For all of the young creative talent that has just graduated and is on the hunt for a job, it’s time to risk reward. The first risk to take is to sacrifice the immediate reward of landing a "better" job than your peers. Because when you’re looking for a job, competing with other new talent, intimidated at how few of you will go on to have the creative careers you want, it’s hard to look ahead with any real clarity.
Yet this is the time when having clarity is so important.
To lighten that weight on your shoulders, remind yourself of what someone much smarter than me once said: Life isn’t what happens, life is how you react to what happens. As soon as you're able to see clearly and set your sights where they should be, you'll quickly realize it isn't so much your choices that'll get you where you want to be as much as it is the way you react to what happens along the way.
So have the confidence to put the creative vision you have ahead of short-term gain. Here's how:
Remember that passion is the world’s most redeeming quality. Passion can overcome almost anything. There are a lot of people who like to pretend they have unnatural talent handed down from above. The truth is, being great at anything takes giving it everything. Don’t be intimidated by people you’ve met for who it all appears to come so easily. Never let that make you lose heart. The most talented people I have ever met want it, and work harder for it, than anyone else.
During times of doubt, when you're unsure if you have what it takes, make sure of one thing — don’t let the type of work you’re passionate about die in the process of getting a job. Don’t get a job, but lose something much more valuable — what makes you different. And never forget raw passion trumps raw talent every single day. Passion will prevail above all else.
Crave the struggle, not the glory. Ask yourself: What are you prepared to fight for? What pursuit will not dampen your spirits a thousand rejections in? What process can you imagine yourself falling in love with?
Behind every piece of work you’ve loved, there was a messy struggle, somewhere. So learn to fall in love with the part that happens before you put something out into the world. The moments you're not at your best, the rejections, remind yourself they're all just necessary steps to get to where you want to be. Use those moments to develop your own habits, your own ways of working your way out of the issues. Bring your art to the process, not the outcome.
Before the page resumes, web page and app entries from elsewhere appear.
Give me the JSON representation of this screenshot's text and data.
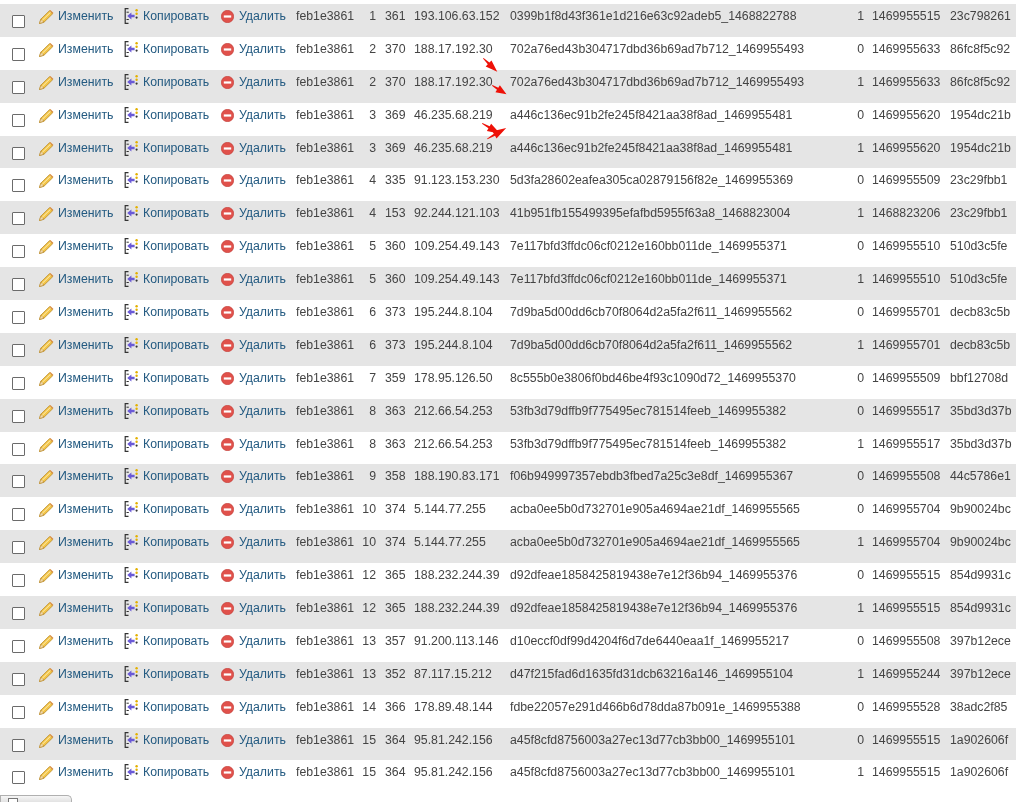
{
  "table": {
    "rows": [
      {
        "checked": false,
        "kind": "plain",
        "edit": "Изменить",
        "copy": "Копировать",
        "delete": "Удалить",
        "cells": [
          "feb1e3861",
          "1",
          "361",
          "193.106.63.152",
          "0399b1f8d43f361e1d216e63c92adeb5_1468822788",
          "1",
          "1469955515",
          "23c798261"
        ]
      },
      {
        "checked": false,
        "kind": "plain",
        "edit": "Изменить",
        "copy": "Копировать",
        "delete": "Удалить",
        "cells": [
          "feb1e3861",
          "2",
          "370",
          "188.17.192.30",
          "702a76ed43b304717dbd36b69ad7b712_1469955493",
          "0",
          "1469955633",
          "86fc8f5c92"
        ]
      },
      {
        "checked": false,
        "kind": "split",
        "edit": "Изменить",
        "copy": "Копировать",
        "delete": "Удалить",
        "cells": [
          "feb1e3861",
          "2",
          "370",
          "188.17.192.30",
          "702a76ed43b304717dbd36b69ad7b712_1469955493",
          "1",
          "1469955633",
          "86fc8f5c92"
        ]
      },
      {
        "checked": false,
        "kind": "plain",
        "edit": "Изменить",
        "copy": "Копировать",
        "delete": "Удалить",
        "cells": [
          "feb1e3861",
          "3",
          "369",
          "46.235.68.219",
          "a446c136ec91b2fe245f8421aa38f8ad_1469955481",
          "0",
          "1469955620",
          "1954dc21b"
        ]
      },
      {
        "checked": false,
        "kind": "converging",
        "edit": "Изменить",
        "copy": "Копировать",
        "delete": "Удалить",
        "cells": [
          "feb1e3861",
          "3",
          "369",
          "46.235.68.219",
          "a446c136ec91b2fe245f8421aa38f8ad_1469955481",
          "1",
          "1469955620",
          "1954dc21b"
        ]
      },
      {
        "checked": false,
        "kind": "plain",
        "edit": "Изменить",
        "copy": "Копировать",
        "delete": "Удалить",
        "cells": [
          "feb1e3861",
          "4",
          "335",
          "91.123.153.230",
          "5d3fa28602eafea305ca02879156f82e_1469955369",
          "0",
          "1469955509",
          "23c29fbb1"
        ]
      },
      {
        "checked": false,
        "kind": "plain",
        "edit": "Изменить",
        "copy": "Копировать",
        "delete": "Удалить",
        "cells": [
          "feb1e3861",
          "4",
          "153",
          "92.244.121.103",
          "41b951fb155499395efafbd5955f63a8_1468823004",
          "1",
          "1468823206",
          "23c29fbb1"
        ]
      },
      {
        "checked": false,
        "kind": "plain",
        "edit": "Изменить",
        "copy": "Копировать",
        "delete": "Удалить",
        "cells": [
          "feb1e3861",
          "5",
          "360",
          "109.254.49.143",
          "7e117bfd3ffdc06cf0212e160bb011de_1469955371",
          "0",
          "1469955510",
          "510d3c5fe"
        ]
      },
      {
        "checked": false,
        "kind": "plain",
        "edit": "Изменить",
        "copy": "Копировать",
        "delete": "Удалить",
        "cells": [
          "feb1e3861",
          "5",
          "360",
          "109.254.49.143",
          "7e117bfd3ffdc06cf0212e160bb011de_1469955371",
          "1",
          "1469955510",
          "510d3c5fe"
        ]
      },
      {
        "checked": false,
        "kind": "plain",
        "edit": "Изменить",
        "copy": "Копировать",
        "delete": "Удалить",
        "cells": [
          "feb1e3861",
          "6",
          "373",
          "195.244.8.104",
          "7d9ba5d00dd6cb70f8064d2a5fa2f611_1469955562",
          "0",
          "1469955701",
          "decb83c5b"
        ]
      },
      {
        "checked": false,
        "kind": "plain",
        "edit": "Изменить",
        "copy": "Копировать",
        "delete": "Удалить",
        "cells": [
          "feb1e3861",
          "6",
          "373",
          "195.244.8.104",
          "7d9ba5d00dd6cb70f8064d2a5fa2f611_1469955562",
          "1",
          "1469955701",
          "decb83c5b"
        ]
      },
      {
        "checked": false,
        "kind": "plain",
        "edit": "Изменить",
        "copy": "Копировать",
        "delete": "Удалить",
        "cells": [
          "feb1e3861",
          "7",
          "359",
          "178.95.126.50",
          "8c555b0e3806f0bd46be4f93c1090d72_1469955370",
          "0",
          "1469955509",
          "bbf12708d"
        ]
      },
      {
        "checked": false,
        "kind": "plain",
        "edit": "Изменить",
        "copy": "Копировать",
        "delete": "Удалить",
        "cells": [
          "feb1e3861",
          "8",
          "363",
          "212.66.54.253",
          "53fb3d79dffb9f775495ec781514feeb_1469955382",
          "0",
          "1469955517",
          "35bd3d37b"
        ]
      },
      {
        "checked": false,
        "kind": "plain",
        "edit": "Изменить",
        "copy": "Копировать",
        "delete": "Удалить",
        "cells": [
          "feb1e3861",
          "8",
          "363",
          "212.66.54.253",
          "53fb3d79dffb9f775495ec781514feeb_1469955382",
          "1",
          "1469955517",
          "35bd3d37b"
        ]
      },
      {
        "checked": false,
        "kind": "plain",
        "edit": "Изменить",
        "copy": "Копировать",
        "delete": "Удалить",
        "cells": [
          "feb1e3861",
          "9",
          "358",
          "188.190.83.171",
          "f06b949997357ebdb3fbed7a25c3e8df_1469955367",
          "0",
          "1469955508",
          "44c5786e1"
        ]
      },
      {
        "checked": false,
        "kind": "plain",
        "edit": "Изменить",
        "copy": "Копировать",
        "delete": "Удалить",
        "cells": [
          "feb1e3861",
          "10",
          "374",
          "5.144.77.255",
          "acba0ee5b0d732701e905a4694ae21df_1469955565",
          "0",
          "1469955704",
          "9b90024bc"
        ]
      },
      {
        "checked": false,
        "kind": "plain",
        "edit": "Изменить",
        "copy": "Копировать",
        "delete": "Удалить",
        "cells": [
          "feb1e3861",
          "10",
          "374",
          "5.144.77.255",
          "acba0ee5b0d732701e905a4694ae21df_1469955565",
          "1",
          "1469955704",
          "9b90024bc"
        ]
      },
      {
        "checked": false,
        "kind": "plain",
        "edit": "Изменить",
        "copy": "Копировать",
        "delete": "Удалить",
        "cells": [
          "feb1e3861",
          "12",
          "365",
          "188.232.244.39",
          "d92dfeae1858425819438e7e12f36b94_1469955376",
          "0",
          "1469955515",
          "854d9931c"
        ]
      },
      {
        "checked": false,
        "kind": "plain",
        "edit": "Изменить",
        "copy": "Копировать",
        "delete": "Удалить",
        "cells": [
          "feb1e3861",
          "12",
          "365",
          "188.232.244.39",
          "d92dfeae1858425819438e7e12f36b94_1469955376",
          "1",
          "1469955515",
          "854d9931c"
        ]
      },
      {
        "checked": false,
        "kind": "plain",
        "edit": "Изменить",
        "copy": "Копировать",
        "delete": "Удалить",
        "cells": [
          "feb1e3861",
          "13",
          "357",
          "91.200.113.146",
          "d10eccf0df99d4204f6d7de6440eaa1f_1469955217",
          "0",
          "1469955508",
          "397b12ece"
        ]
      },
      {
        "checked": false,
        "kind": "plain",
        "edit": "Изменить",
        "copy": "Копировать",
        "delete": "Удалить",
        "cells": [
          "feb1e3861",
          "13",
          "352",
          "87.117.15.212",
          "d47f215fad6d1635fd31dcb63216a146_1469955104",
          "1",
          "1469955244",
          "397b12ece"
        ]
      },
      {
        "checked": false,
        "kind": "plain",
        "edit": "Изменить",
        "copy": "Копировать",
        "delete": "Удалить",
        "cells": [
          "feb1e3861",
          "14",
          "366",
          "178.89.48.144",
          "fdbe22057e291d466b6d78dda87b091e_1469955388",
          "0",
          "1469955528",
          "38adc2f85"
        ]
      },
      {
        "checked": false,
        "kind": "plain",
        "edit": "Изменить",
        "copy": "Копировать",
        "delete": "Удалить",
        "cells": [
          "feb1e3861",
          "15",
          "364",
          "95.81.242.156",
          "a45f8cfd8756003a27ec13d77cb3bb00_1469955101",
          "0",
          "1469955515",
          "1a902606f"
        ]
      },
      {
        "checked": false,
        "kind": "plain",
        "edit": "Изменить",
        "copy": "Копировать",
        "delete": "Удалить",
        "cells": [
          "feb1e3861",
          "15",
          "364",
          "95.81.242.156",
          "a45f8cfd8756003a27ec13d77cb3bb00_1469955101",
          "1",
          "1469955515",
          "1a902606f"
        ]
      }
    ]
  },
  "bottom_bar": {
    "checked": false
  }
}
Read between the lines of great writing. Learn that writing isn’t about vocabulary, it’s about choices. Music isn’t about trends, it’s about setting a mood. And as you go through the sell-in, approval and production process, learn to identify the one thing about your idea you cannot budge on. Protect and hang onto it with everything you have.
In this era of collaboration, learn to place value on being alone, with time to wipe away all the clutter and think about the problem at hand, armed with nothing but a pen to write down your thoughts.
Over time, you'll see it becomes less of a struggle, because you entered it like a pro and knew that behind every glorious end result, there was always an un-glorious path there.
Listen: It’s the most powerful creative weapon you have. No one talks about the most important creative skill there is. Because in a world of self-expression, it's counter intuitive. But the ability to listen to yourself is at the heart of all creative achievement. There are no prodigies; instead there are some people who learn to listen to themselves earlier than everyone else.
Creating by your own rules, not those determined by someone else or an industry, starts with listening. What sort of creative person do you want to be? What impact do you want to have? Creative industries today are rife with so many dangling carrots in the form of awards, that we’ve become consumers of ourselves. Caught in our own trap. A word of caution - don’t squash who you can be in the pursuit of the same thing everyone else is after.
Change your thinking. Question the traditional definition of talent. The group of students you graduated with, I would argue, is not comprised of talented and untalented people. Your success isn't dependent on how good or not that person applying alongside you is. It's not even entirely dependent on how good or not you are. Your success is almost entirely dependent on how you react — to competition, to criticism, to writer’s block, to self-doubt, to never having enough time, to having the courage to do what everyone is telling you not to.
So as decision time comes, don't forget to take some time to clear your mind, set your sights, and chart a course armed with the ‘talent’ to react to whatever tries to take you off course along the way.
Risk reward. If you do there will be a much bigger prize waiting for you down the road.
Leo Premutico is co-founder and chief creative officer of Johannes Leonardo.